All of the records must be restated exactly, with every line complete.

[Opening EXTRACTED MATERIAL section]

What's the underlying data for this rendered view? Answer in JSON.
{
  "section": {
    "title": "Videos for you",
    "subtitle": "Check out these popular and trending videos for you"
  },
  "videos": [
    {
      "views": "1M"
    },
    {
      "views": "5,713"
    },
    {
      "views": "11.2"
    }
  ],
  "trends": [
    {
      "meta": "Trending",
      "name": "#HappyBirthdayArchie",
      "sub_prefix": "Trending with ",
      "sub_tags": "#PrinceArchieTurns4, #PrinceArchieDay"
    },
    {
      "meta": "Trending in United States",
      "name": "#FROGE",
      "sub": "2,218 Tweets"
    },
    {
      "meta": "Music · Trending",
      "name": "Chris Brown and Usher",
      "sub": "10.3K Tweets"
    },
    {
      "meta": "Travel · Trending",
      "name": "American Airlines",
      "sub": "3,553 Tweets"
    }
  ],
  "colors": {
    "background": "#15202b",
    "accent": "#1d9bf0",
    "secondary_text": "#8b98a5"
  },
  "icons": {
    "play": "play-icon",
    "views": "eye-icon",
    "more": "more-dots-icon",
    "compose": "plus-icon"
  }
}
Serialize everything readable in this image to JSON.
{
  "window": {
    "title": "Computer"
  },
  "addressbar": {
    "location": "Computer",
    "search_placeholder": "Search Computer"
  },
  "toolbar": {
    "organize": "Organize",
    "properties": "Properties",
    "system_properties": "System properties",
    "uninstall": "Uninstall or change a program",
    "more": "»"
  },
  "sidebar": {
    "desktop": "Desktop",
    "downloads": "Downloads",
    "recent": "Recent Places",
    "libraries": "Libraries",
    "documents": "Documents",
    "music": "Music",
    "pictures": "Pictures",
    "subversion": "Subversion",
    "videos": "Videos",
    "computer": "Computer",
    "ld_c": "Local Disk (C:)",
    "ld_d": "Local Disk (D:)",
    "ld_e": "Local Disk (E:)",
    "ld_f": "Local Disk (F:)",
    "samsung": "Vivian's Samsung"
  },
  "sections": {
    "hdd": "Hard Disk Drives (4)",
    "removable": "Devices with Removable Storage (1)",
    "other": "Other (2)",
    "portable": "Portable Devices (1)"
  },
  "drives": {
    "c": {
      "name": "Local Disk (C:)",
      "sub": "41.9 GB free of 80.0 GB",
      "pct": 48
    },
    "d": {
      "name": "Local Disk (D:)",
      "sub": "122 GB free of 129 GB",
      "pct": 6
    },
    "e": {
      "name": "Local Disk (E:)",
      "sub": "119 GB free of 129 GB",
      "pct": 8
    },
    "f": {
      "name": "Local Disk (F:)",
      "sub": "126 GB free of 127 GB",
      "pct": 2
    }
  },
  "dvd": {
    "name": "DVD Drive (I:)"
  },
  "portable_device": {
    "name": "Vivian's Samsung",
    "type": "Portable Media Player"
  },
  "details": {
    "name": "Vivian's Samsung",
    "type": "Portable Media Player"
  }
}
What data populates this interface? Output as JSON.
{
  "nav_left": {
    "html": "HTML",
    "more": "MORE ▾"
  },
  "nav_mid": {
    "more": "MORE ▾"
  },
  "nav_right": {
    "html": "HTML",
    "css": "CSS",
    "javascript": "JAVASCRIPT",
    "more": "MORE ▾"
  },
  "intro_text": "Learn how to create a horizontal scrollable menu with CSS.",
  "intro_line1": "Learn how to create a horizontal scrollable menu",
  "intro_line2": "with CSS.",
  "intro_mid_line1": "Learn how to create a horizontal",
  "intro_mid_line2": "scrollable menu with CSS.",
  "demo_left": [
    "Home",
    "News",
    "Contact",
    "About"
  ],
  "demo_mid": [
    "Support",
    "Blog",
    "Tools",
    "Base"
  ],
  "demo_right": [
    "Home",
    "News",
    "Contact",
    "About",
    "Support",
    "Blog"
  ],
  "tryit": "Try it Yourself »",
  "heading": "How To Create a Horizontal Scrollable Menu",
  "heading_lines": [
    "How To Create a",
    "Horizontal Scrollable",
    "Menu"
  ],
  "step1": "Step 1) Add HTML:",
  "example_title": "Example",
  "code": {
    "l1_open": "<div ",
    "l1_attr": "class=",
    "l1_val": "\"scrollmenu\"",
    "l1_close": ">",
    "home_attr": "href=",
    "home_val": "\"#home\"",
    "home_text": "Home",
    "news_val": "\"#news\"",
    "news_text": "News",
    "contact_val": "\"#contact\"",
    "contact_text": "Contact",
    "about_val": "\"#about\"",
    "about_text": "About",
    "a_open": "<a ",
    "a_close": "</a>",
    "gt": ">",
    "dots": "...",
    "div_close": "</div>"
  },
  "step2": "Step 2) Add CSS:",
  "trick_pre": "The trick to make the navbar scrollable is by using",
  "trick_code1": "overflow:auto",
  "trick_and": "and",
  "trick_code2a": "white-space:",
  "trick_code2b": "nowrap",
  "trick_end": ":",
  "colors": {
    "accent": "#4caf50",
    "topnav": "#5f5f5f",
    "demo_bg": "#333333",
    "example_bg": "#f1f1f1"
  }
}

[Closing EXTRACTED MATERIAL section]

● SOLUTION FOR THIS TASK
What's the underlying data for this rendered view? Answer in JSON.
{
  "section": {
    "title": "Videos for you",
    "subtitle": "Check out these popular and trending videos for you"
  },
  "videos": [
    {
      "views": "1M"
    },
    {
      "views": "5,713"
    },
    {
      "views": "11.2"
    }
  ],
  "trends": [
    {
      "meta": "Trending",
      "name": "#HappyBirthdayArchie",
      "sub_prefix": "Trending with ",
      "sub_tags": "#PrinceArchieTurns4, #PrinceArchieDay"
    },
    {
      "meta": "Trending in United States",
      "name": "#FROGE",
      "sub": "2,218 Tweets"
    },
    {
      "meta": "Music · Trending",
      "name": "Chris Brown and Usher",
      "sub": "10.3K Tweets"
    },
    {
      "meta": "Travel · Trending",
      "name": "American Airlines",
      "sub": "3,553 Tweets"
    }
  ],
  "colors": {
    "background": "#15202b",
    "accent": "#1d9bf0",
    "secondary_text": "#8b98a5"
  },
  "icons": {
    "play": "play-icon",
    "views": "eye-icon",
    "more": "more-dots-icon",
    "compose": "plus-icon"
  }
}
Serialize everything readable in this image to JSON.
{
  "window": {
    "title": "Computer"
  },
  "addressbar": {
    "location": "Computer",
    "search_placeholder": "Search Computer"
  },
  "toolbar": {
    "organize": "Organize",
    "properties": "Properties",
    "system_properties": "System properties",
    "uninstall": "Uninstall or change a program",
    "more": "»"
  },
  "sidebar": {
    "desktop": "Desktop",
    "downloads": "Downloads",
    "recent": "Recent Places",
    "libraries": "Libraries",
    "documents": "Documents",
    "music": "Music",
    "pictures": "Pictures",
    "subversion": "Subversion",
    "videos": "Videos",
    "computer": "Computer",
    "ld_c": "Local Disk (C:)",
    "ld_d": "Local Disk (D:)",
    "ld_e": "Local Disk (E:)",
    "ld_f": "Local Disk (F:)",
    "samsung": "Vivian's Samsung"
  },
  "sections": {
    "hdd": "Hard Disk Drives (4)",
    "removable": "Devices with Removable Storage (1)",
    "other": "Other (2)",
    "portable": "Portable Devices (1)"
  },
  "drives": {
    "c": {
      "name": "Local Disk (C:)",
      "sub": "41.9 GB free of 80.0 GB",
      "pct": 48
    },
    "d": {
      "name": "Local Disk (D:)",
      "sub": "122 GB free of 129 GB",
      "pct": 6
    },
    "e": {
      "name": "Local Disk (E:)",
      "sub": "119 GB free of 129 GB",
      "pct": 8
    },
    "f": {
      "name": "Local Disk (F:)",
      "sub": "126 GB free of 127 GB",
      "pct": 2
    }
  },
  "dvd": {
    "name": "DVD Drive (I:)"
  },
  "portable_device": {
    "name": "Vivian's Samsung",
    "type": "Portable Media Player"
  },
  "details": {
    "name": "Vivian's Samsung",
    "type": "Portable Media Player"
  }
}
What data populates this interface? Output as JSON.
{
  "nav_left": {
    "html": "HTML",
    "more": "MORE ▾"
  },
  "nav_mid": {
    "more": "MORE ▾"
  },
  "nav_right": {
    "html": "HTML",
    "css": "CSS",
    "javascript": "JAVASCRIPT",
    "more": "MORE ▾"
  },
  "intro_text": "Learn how to create a horizontal scrollable menu with CSS.",
  "intro_line1": "Learn how to create a horizontal scrollable menu",
  "intro_line2": "with CSS.",
  "intro_mid_line1": "Learn how to create a horizontal",
  "intro_mid_line2": "scrollable menu with CSS.",
  "demo_left": [
    "Home",
    "News",
    "Contact",
    "About"
  ],
  "demo_mid": [
    "Support",
    "Blog",
    "Tools",
    "Base"
  ],
  "demo_right": [
    "Home",
    "News",
    "Contact",
    "About",
    "Support",
    "Blog"
  ],
  "tryit": "Try it Yourself »",
  "heading": "How To Create a Horizontal Scrollable Menu",
  "heading_lines": [
    "How To Create a",
    "Horizontal Scrollable",
    "Menu"
  ],
  "step1": "Step 1) Add HTML:",
  "example_title": "Example",
  "code": {
    "l1_open": "<div ",
    "l1_attr": "class=",
    "l1_val": "\"scrollmenu\"",
    "l1_close": ">",
    "home_attr": "href=",
    "home_val": "\"#home\"",
    "home_text": "Home",
    "news_val": "\"#news\"",
    "news_text": "News",
    "contact_val": "\"#contact\"",
    "contact_text": "Contact",
    "about_val": "\"#about\"",
    "about_text": "About",
    "a_open": "<a ",
    "a_close": "</a>",
    "gt": ">",
    "dots": "...",
    "div_close": "</div>"
  },
  "step2": "Step 2) Add CSS:",
  "trick_pre": "The trick to make the navbar scrollable is by using",
  "trick_code1": "overflow:auto",
  "trick_and": "and",
  "trick_code2a": "white-space:",
  "trick_code2b": "nowrap",
  "trick_end": ":",
  "colors": {
    "accent": "#4caf50",
    "topnav": "#5f5f5f",
    "demo_bg": "#333333",
    "example_bg": "#f1f1f1"
  }
}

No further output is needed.